One of the many disturbing aspects of the Islamist agenda is its emphasis on indoctrinating the young. Terrorism expert John Loftus calls this is a form of child abuse. It is especially sickening to see clips from Palestinian television in which very young children talk about becoming martyrs and express anti-Semitic stereotypes. The Palestinians are teaching their children in school and through the media to hate.
Jimmy Carter and the Iraq Study Group members should be required to watch the film so they will be disabused of their delusion that Israeli policy is the obstacle to peace. Obsession makes clear the real obstacles are the Islamists’ refusal to recognize Israel, the outright hatred of the Jews by many Muslims and the unwillingness to accept a Jewish state on “Islamic land” or Jewish rule over Muslims.
The movie does not focus on any one group or on terrorism.
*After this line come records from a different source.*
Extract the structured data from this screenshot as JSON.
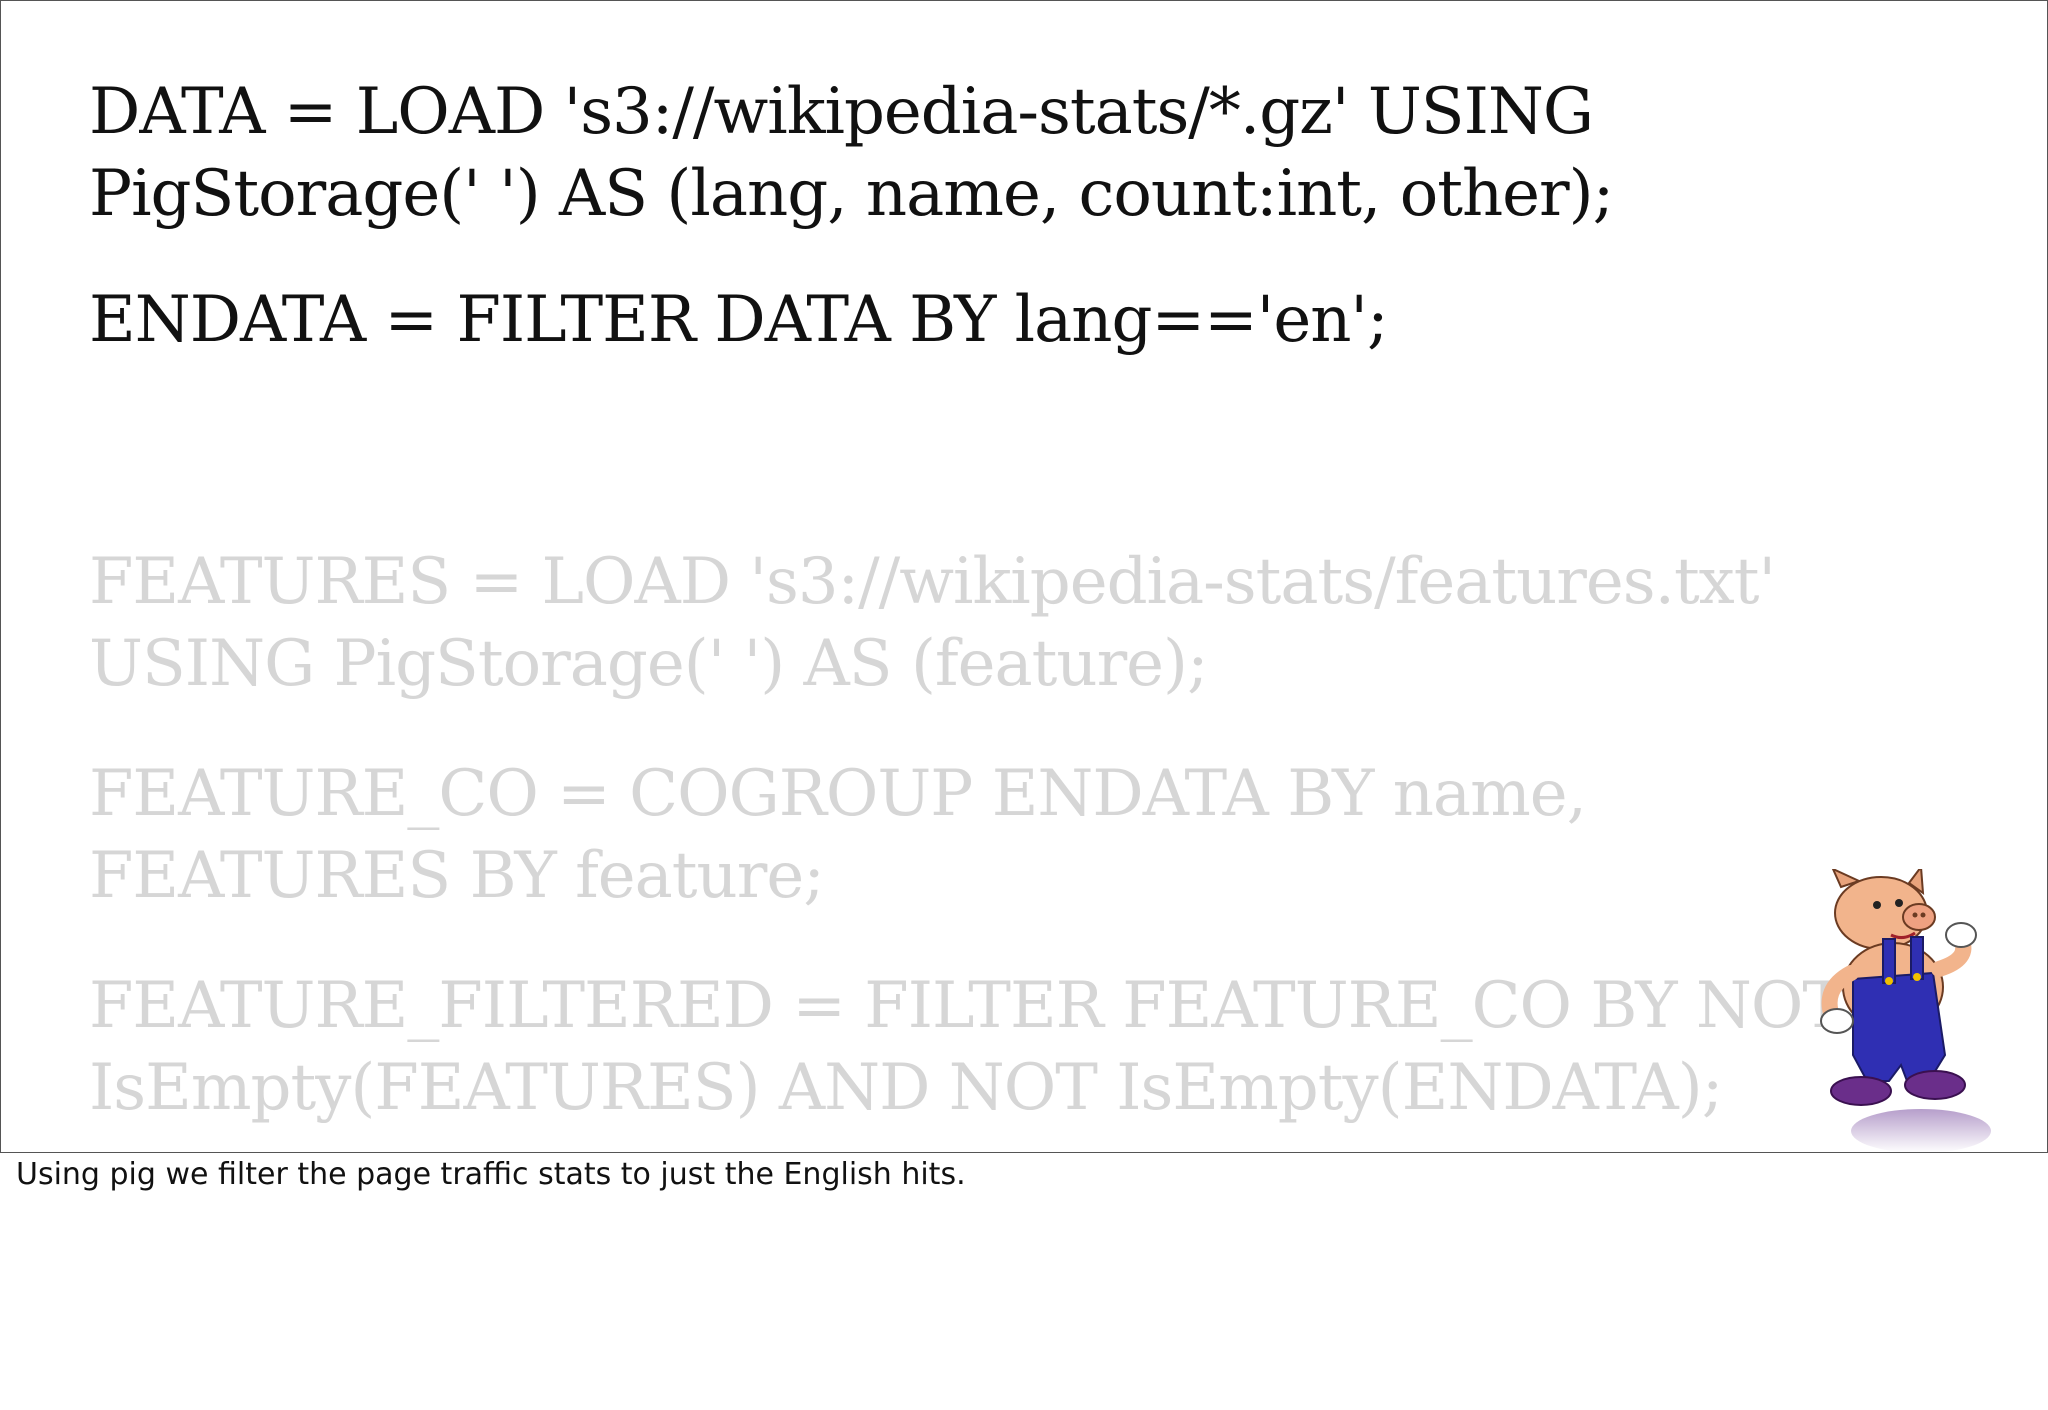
{
  "slide": {
    "lines": [
      {
        "id": "data-load-1",
        "text": "DATA = LOAD 's3://wikipedia-stats/*.gz' USING",
        "state": "active"
      },
      {
        "id": "data-load-2",
        "text": "PigStorage(' ') AS (lang, name, count:int, other);",
        "state": "active"
      },
      {
        "id": "endata-filter",
        "text": "ENDATA = FILTER DATA BY lang=='en';",
        "state": "active"
      },
      {
        "id": "features-load-1",
        "text": "FEATURES = LOAD 's3://wikipedia-stats/features.txt'",
        "state": "faded"
      },
      {
        "id": "features-load-2",
        "text": "USING PigStorage(' ') AS (feature);",
        "state": "faded"
      },
      {
        "id": "feature-co-1",
        "text": "FEATURE_CO = COGROUP ENDATA BY name,",
        "state": "faded"
      },
      {
        "id": "feature-co-2",
        "text": "FEATURES BY feature;",
        "state": "faded"
      },
      {
        "id": "feature-filtered-1",
        "text": "FEATURE_FILTERED = FILTER FEATURE_CO BY NOT",
        "state": "faded"
      },
      {
        "id": "feature-filtered-2",
        "text": "IsEmpty(FEATURES) AND NOT IsEmpty(ENDATA);",
        "state": "faded"
      }
    ],
    "mascot": {
      "icon": "pig-mascot-icon"
    },
    "colors": {
      "active_text": "#111111",
      "faded_text": "#d6d6d6"
    }
  },
  "notes": {
    "text": "Using pig we filter the page traffic stats to just the English hits."
  }
}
It examines how Islam is being perverted by radicals who have an agenda of hate. During one section of the film, the similarities between Islamism and Nazism are discussed. We see the Palestinian religious leader Haj Amin al-Husseini, the Mufti of Jerusalem, seeking Hitler’s help to fight the Jews. As the film notes, Hitler’s hatred for the Jews is so great he was even prepared to ally himself with the Arabs, non-Aryans, to fulfill his genocidal designs. A fitting image is a modern rally in Lebanon where Muslims are giving a Nazi salute. It is a reminder of the need to learn the lesson of history and to take seriously the words of the Islamists who call for the destruction of Israel and the murder of Jews.
The film’s emphasis is on Muslim attitudes toward Jews, but it also shows the antagonism expressed toward Christians with examples of churches that are desecrated and destroyed. It is also careful to explain how an integral concept of Islam, jihad, has been abused by the Islamists. As the Islamic scholars in the film note, the word refers to a personal struggle for self-improvement, but is used by the militants as a rallying call for a holy war to defeat the infidels.
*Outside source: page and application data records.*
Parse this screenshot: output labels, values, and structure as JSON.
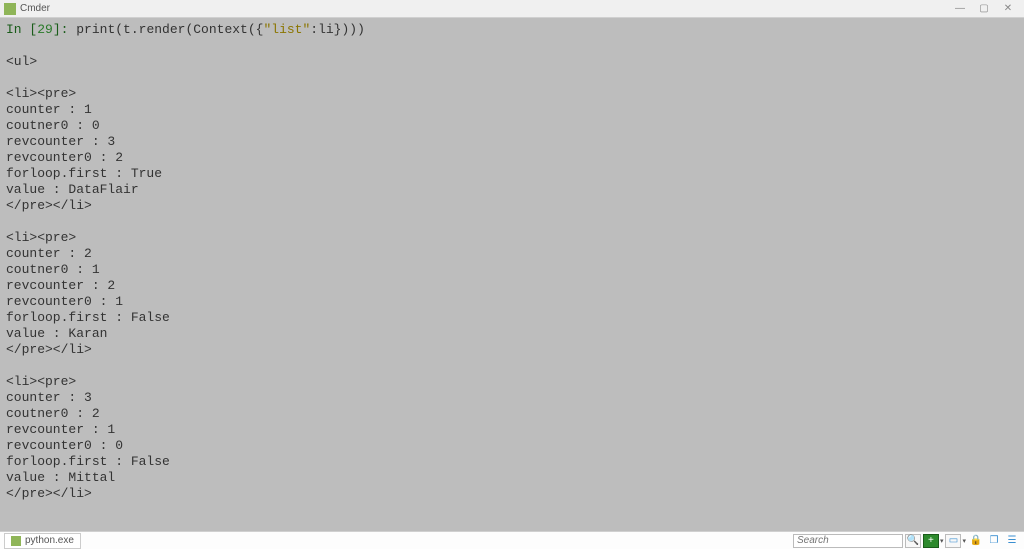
{
  "titlebar": {
    "title": "Cmder"
  },
  "prompt": {
    "in_label": "In [",
    "number": "29",
    "close": "]: ",
    "code_prefix": "print(t.render(Context({",
    "str_literal": "\"list\"",
    "code_suffix": ":li})))"
  },
  "output_lines": [
    "",
    "<ul>",
    "",
    "<li><pre>",
    "counter : 1",
    "coutner0 : 0",
    "revcounter : 3",
    "revcounter0 : 2",
    "forloop.first : True",
    "value : DataFlair",
    "</pre></li>",
    "",
    "<li><pre>",
    "counter : 2",
    "coutner0 : 1",
    "revcounter : 2",
    "revcounter0 : 1",
    "forloop.first : False",
    "value : Karan",
    "</pre></li>",
    "",
    "<li><pre>",
    "counter : 3",
    "coutner0 : 2",
    "revcounter : 1",
    "revcounter0 : 0",
    "forloop.first : False",
    "value : Mittal",
    "</pre></li>"
  ],
  "statusbar": {
    "tab_label": "python.exe",
    "search_placeholder": "Search"
  }
}
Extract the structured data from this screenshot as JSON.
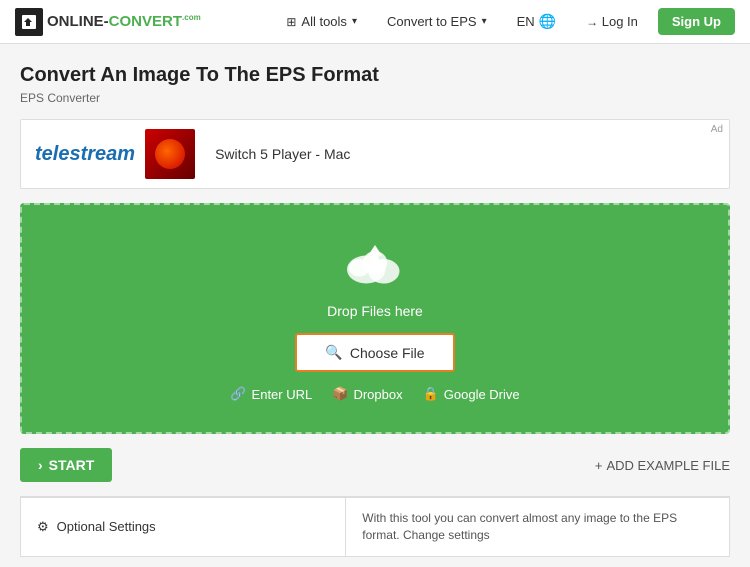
{
  "header": {
    "logo_text": "ONLINE-CONVERT",
    "logo_com": ".COM",
    "all_tools_label": "All tools",
    "convert_to_eps_label": "Convert to EPS",
    "lang_label": "EN",
    "login_label": "Log In",
    "signup_label": "Sign Up"
  },
  "page": {
    "title": "Convert An Image To The EPS Format",
    "subtitle": "EPS Converter"
  },
  "ad": {
    "label": "Ad",
    "brand": "telestream",
    "product_text": "Switch 5 Player - Mac"
  },
  "upload": {
    "drop_text": "Drop Files here",
    "choose_file_label": "Choose File",
    "enter_url_label": "Enter URL",
    "dropbox_label": "Dropbox",
    "google_drive_label": "Google Drive"
  },
  "actions": {
    "start_label": "START",
    "add_example_label": "ADD EXAMPLE FILE"
  },
  "bottom": {
    "optional_settings_label": "Optional Settings",
    "info_text": "With this tool you can convert almost any image to the EPS format. Change settings"
  }
}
To its credit, the film has eschewed the graphic violence of other films related to terrorism and focused more on words. It is also refreshing for a movie on this topic to use a subtle musical score rather than the typically overheated, hysterical noise of films trying to scare their audience.
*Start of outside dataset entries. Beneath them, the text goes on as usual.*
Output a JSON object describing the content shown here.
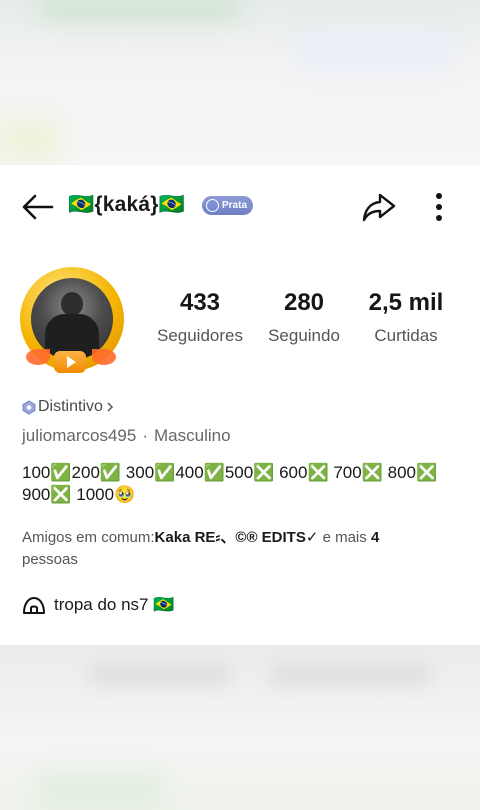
{
  "header": {
    "title": "🇧🇷{kaká}🇧🇷",
    "badge_label": "Prata"
  },
  "stats": [
    {
      "value": "433",
      "label": "Seguidores"
    },
    {
      "value": "280",
      "label": "Seguindo"
    },
    {
      "value": "2,5 mil",
      "label": "Curtidas"
    }
  ],
  "profile": {
    "distintivo": "Distintivo",
    "username": "juliomarcos495",
    "gender": "Masculino",
    "bio": "100✅200✅ 300✅400✅500❎ 600❎ 700❎ 800❎ 900❎ 1000🥹"
  },
  "friends": {
    "prefix": "Amigos em comum:",
    "names": "Kaka RE⸗、©® EDITS✓",
    "middle": " e mais ",
    "count": "4",
    "suffix": "pessoas"
  },
  "group": {
    "name": "tropa do ns7 🇧🇷"
  },
  "colors": {
    "accent_badge": "#7d8cd0",
    "avatar_ring": "#f4b400",
    "text_primary": "#1a1a1a",
    "text_secondary": "#555555"
  },
  "icons": [
    "back-arrow-icon",
    "silver-badge-icon",
    "share-icon",
    "more-vertical-icon",
    "hexagon-badge-icon",
    "chevron-right-icon",
    "group-dome-icon"
  ]
}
The film’s principal flaw is overkill. Viewers may become numb after watching 60 minutes of sometimes repetitious hate speech. It is also not clear how convincing the film will be to those not already predisposed to the producers’ point of view. Many Americans already understand the threat of militant Islam. Those who don’t ought to be influenced by the powerful images in Obsession, but many people are still reluctant to criticize another faith. One hopes that students will watch the film and see, probably for the first time, exactly what the Islamists are saying. Perhaps they will then recognize that the moderate views they may be used to hearing in English, and desperately want to believe, do not necessarily reflect the opinions of many people in the Middle East. Unfortunately, given students’ desire to see everything presented in a Tevye-like, on the one hand, on the other hand manner, they may find the movie too one-sided.
The film fittingly ends with a range of speakers, including Muslims, speaking out against terror. Words will not be sufficient, however, and Muslims will have to take the lead in reforming their faith. Meanwhile, the rest of the world has to confront the Islamists and refuse to condone, ignore or accept their intolerance and violence.